Vision processing on traditional architectures is inefficient due to energy-expensive off-chip data movements. Many researchers advocate pushing processing close to the sensor to substantially reduce data movements. However, continuous near-sensor processing raises the sensor temperature, impairing the fidelity of imaging/vision tasks.
The work characterizes the thermal implications of using 3D stacked image sensors with near-sensor vision processing units. The characterization reveals that near-sensor processing reduces system power but degrades image quality. For reasonable image fidelity, the sensor temperature needs to stay below a threshold, situationally determined by application needs. Fortunately, the characterization also identifies opportunities -- unique to the needs of near-sensor processing -- to regulate temperature based on dynamic visual task requirements and rapidly increase capture quality on demand.
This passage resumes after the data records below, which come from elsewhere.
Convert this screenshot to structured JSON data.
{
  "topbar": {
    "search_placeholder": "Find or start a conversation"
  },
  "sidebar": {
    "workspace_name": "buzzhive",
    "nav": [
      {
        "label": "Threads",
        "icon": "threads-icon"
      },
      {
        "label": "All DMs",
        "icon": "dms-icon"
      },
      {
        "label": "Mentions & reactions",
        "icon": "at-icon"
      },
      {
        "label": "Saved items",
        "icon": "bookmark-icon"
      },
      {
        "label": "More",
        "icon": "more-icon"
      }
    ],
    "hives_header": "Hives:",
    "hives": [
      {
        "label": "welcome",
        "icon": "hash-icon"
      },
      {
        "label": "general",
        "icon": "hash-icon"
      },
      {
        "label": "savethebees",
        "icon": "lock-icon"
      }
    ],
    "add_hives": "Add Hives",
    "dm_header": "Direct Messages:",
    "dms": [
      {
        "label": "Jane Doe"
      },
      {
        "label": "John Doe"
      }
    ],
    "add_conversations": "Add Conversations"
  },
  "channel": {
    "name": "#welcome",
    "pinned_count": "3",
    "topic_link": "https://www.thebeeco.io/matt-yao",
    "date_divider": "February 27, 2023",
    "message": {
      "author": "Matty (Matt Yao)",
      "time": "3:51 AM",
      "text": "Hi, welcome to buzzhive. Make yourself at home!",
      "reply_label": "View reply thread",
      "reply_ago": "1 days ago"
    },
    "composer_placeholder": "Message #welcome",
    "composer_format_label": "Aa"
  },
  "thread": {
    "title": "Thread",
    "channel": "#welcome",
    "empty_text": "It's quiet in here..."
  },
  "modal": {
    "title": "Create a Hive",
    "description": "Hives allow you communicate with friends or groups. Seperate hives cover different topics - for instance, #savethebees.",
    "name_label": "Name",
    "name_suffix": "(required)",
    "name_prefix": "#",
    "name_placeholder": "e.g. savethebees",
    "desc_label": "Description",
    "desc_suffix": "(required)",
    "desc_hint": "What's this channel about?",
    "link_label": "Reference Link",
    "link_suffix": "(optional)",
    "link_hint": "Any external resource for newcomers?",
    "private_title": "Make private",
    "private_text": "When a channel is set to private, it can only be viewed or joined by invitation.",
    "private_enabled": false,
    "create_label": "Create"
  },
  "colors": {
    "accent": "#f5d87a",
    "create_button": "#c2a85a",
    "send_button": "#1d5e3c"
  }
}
Based on the characterization, the work proposes and investigate two thermal management strategies -- stop-capture-go and seasonal migration -- for imaging-aware thermal management. The work present parameters that govern the policy decisions and explore the trade-offs between system power and policy overhead. The work's evaluation shows that the novel dynamic thermal management strategies can unlock the energy-efficiency potential of near-sensor processing with minimal performance impact, without compromising image fidelity.